*** Block opens ***

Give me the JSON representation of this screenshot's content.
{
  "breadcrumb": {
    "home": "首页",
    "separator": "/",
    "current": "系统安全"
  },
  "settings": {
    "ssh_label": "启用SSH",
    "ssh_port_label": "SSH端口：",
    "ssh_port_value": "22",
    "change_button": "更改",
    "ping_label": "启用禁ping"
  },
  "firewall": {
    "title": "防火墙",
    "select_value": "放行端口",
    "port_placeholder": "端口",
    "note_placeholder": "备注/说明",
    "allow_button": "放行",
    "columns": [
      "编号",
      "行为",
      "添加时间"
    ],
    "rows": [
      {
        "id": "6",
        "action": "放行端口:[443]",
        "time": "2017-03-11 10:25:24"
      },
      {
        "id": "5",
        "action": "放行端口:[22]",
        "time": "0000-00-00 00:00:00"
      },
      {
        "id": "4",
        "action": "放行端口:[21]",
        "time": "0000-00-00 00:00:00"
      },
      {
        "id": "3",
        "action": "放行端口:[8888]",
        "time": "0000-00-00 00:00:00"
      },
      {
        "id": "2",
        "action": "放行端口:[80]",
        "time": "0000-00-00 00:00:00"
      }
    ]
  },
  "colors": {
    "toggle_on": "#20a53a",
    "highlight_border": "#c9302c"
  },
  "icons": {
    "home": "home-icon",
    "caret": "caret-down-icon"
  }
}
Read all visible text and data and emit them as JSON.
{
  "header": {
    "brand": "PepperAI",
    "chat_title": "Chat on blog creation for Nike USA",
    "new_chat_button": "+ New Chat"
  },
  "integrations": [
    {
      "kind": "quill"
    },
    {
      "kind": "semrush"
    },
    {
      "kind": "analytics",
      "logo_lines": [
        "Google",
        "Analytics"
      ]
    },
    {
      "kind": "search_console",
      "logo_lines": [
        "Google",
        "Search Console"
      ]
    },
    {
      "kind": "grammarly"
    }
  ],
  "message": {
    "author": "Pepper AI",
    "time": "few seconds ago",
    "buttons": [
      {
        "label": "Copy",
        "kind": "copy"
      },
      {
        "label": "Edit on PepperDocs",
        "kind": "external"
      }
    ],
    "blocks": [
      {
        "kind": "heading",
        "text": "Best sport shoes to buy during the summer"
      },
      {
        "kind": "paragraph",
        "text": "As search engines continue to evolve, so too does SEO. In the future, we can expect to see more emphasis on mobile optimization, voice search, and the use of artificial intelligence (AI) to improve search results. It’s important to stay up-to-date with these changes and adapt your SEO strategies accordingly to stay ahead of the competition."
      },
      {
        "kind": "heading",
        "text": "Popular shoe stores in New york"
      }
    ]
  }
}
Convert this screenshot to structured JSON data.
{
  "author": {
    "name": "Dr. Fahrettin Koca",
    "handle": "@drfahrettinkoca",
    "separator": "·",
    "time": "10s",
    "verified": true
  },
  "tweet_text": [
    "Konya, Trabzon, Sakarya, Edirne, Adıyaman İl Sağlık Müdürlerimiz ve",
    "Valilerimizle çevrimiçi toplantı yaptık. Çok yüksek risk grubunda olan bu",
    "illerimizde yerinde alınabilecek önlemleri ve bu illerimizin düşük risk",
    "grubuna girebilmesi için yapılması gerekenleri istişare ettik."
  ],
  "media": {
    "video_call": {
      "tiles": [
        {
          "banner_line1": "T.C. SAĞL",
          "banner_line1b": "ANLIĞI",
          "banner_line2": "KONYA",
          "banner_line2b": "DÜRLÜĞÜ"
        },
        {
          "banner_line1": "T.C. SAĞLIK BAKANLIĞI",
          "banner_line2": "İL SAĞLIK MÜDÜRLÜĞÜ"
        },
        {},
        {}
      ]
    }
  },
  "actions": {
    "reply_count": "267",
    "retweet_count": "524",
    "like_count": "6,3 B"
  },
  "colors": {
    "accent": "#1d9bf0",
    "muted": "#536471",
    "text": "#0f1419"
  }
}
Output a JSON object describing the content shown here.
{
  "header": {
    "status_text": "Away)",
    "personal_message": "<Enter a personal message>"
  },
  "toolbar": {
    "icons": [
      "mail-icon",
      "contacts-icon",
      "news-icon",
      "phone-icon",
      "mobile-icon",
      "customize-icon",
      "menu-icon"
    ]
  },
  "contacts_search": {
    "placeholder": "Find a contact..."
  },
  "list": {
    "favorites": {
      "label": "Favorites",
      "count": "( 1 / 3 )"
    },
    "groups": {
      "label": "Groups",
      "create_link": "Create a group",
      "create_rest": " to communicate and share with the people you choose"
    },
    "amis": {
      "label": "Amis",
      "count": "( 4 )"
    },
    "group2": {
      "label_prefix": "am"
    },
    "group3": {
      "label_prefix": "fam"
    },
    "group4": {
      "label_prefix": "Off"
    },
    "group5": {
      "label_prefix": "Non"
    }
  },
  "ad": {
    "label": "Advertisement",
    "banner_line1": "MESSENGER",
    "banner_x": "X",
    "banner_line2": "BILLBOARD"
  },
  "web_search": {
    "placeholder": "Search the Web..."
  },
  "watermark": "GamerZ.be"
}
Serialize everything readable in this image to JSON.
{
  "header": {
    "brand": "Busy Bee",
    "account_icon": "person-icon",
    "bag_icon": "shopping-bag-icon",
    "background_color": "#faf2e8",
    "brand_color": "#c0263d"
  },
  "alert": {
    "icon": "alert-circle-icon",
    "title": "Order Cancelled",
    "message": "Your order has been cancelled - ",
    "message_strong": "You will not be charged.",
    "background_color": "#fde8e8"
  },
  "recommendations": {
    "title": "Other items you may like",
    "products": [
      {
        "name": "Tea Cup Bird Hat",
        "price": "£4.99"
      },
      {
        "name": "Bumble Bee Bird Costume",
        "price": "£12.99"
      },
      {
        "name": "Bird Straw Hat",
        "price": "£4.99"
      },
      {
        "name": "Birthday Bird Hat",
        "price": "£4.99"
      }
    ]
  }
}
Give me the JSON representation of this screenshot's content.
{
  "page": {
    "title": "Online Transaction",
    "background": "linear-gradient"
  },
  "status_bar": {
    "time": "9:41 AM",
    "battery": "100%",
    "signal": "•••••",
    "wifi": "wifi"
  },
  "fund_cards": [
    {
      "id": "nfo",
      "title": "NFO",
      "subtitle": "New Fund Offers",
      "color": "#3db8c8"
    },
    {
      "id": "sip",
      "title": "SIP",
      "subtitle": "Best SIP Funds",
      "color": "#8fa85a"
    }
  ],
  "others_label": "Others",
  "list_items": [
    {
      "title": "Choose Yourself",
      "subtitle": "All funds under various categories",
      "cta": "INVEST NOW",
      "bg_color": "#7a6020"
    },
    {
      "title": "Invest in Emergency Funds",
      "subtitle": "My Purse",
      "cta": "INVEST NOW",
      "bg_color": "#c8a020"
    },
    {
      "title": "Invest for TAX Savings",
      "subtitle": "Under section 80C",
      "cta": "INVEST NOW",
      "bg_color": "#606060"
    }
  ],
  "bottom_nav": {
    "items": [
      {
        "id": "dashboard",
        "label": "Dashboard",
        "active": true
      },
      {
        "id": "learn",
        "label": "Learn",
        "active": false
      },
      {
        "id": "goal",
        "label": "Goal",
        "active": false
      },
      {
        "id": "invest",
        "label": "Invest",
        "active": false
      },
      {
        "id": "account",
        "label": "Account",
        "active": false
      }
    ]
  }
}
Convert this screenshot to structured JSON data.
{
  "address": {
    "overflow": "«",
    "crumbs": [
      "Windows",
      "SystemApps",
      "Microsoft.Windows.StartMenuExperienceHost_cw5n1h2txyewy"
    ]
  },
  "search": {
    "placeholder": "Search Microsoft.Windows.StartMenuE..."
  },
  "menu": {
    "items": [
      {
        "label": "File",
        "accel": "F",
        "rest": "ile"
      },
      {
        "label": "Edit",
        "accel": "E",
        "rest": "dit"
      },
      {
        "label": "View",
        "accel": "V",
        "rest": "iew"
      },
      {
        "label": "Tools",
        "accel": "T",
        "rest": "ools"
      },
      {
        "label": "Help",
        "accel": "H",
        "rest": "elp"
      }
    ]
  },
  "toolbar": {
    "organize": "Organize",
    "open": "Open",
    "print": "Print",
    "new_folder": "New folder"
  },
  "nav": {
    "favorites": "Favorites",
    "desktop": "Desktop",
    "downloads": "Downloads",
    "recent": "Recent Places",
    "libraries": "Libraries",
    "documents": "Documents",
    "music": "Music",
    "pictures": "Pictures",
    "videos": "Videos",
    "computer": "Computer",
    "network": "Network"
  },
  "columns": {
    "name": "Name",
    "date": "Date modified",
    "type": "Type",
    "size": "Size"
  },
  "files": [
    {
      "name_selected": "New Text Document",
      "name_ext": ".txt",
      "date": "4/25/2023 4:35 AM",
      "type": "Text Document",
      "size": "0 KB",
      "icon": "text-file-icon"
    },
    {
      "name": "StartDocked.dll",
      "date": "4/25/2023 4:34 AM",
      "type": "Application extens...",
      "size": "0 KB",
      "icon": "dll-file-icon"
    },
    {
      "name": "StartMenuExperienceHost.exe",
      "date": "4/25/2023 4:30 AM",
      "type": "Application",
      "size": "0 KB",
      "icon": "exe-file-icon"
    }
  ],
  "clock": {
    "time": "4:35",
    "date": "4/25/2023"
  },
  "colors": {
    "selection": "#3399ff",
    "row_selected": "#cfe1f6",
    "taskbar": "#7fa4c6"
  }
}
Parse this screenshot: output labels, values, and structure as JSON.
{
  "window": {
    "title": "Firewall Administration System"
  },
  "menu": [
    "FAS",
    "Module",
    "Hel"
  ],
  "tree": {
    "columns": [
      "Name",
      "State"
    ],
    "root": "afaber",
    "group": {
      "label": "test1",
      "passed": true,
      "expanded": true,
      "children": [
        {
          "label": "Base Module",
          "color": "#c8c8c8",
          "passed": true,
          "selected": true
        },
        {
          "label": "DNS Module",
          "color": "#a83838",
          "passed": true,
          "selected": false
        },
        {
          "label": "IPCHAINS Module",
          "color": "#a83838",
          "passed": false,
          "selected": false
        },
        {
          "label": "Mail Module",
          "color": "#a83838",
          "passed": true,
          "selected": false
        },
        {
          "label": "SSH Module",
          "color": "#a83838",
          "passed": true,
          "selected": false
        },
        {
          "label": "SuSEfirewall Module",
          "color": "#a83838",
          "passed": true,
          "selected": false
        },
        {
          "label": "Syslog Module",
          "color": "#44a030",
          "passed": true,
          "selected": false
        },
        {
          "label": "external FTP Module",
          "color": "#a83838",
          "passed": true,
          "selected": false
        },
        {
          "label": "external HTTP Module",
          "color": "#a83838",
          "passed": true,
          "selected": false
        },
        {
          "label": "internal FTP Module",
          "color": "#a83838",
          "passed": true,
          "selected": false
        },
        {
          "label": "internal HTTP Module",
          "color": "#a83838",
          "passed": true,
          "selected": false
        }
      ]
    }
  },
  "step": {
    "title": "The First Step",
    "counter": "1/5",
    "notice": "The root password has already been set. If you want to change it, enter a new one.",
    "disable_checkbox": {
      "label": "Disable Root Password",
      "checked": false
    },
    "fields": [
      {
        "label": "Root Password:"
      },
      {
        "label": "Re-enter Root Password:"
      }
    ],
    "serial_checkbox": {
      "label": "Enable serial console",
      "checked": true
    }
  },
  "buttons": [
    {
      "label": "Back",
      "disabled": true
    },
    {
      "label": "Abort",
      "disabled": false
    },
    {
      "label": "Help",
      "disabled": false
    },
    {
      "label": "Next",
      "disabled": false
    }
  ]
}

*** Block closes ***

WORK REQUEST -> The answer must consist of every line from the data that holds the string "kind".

SOLUTION TO THIS EXERCISE ->
      "kind": "quill"
      "kind": "semrush"
      "kind": "analytics",
      "kind": "search_console",
      "kind": "grammarly"
        "kind": "copy"
        "kind": "external"
        "kind": "heading",
        "kind": "paragraph",
        "kind": "heading",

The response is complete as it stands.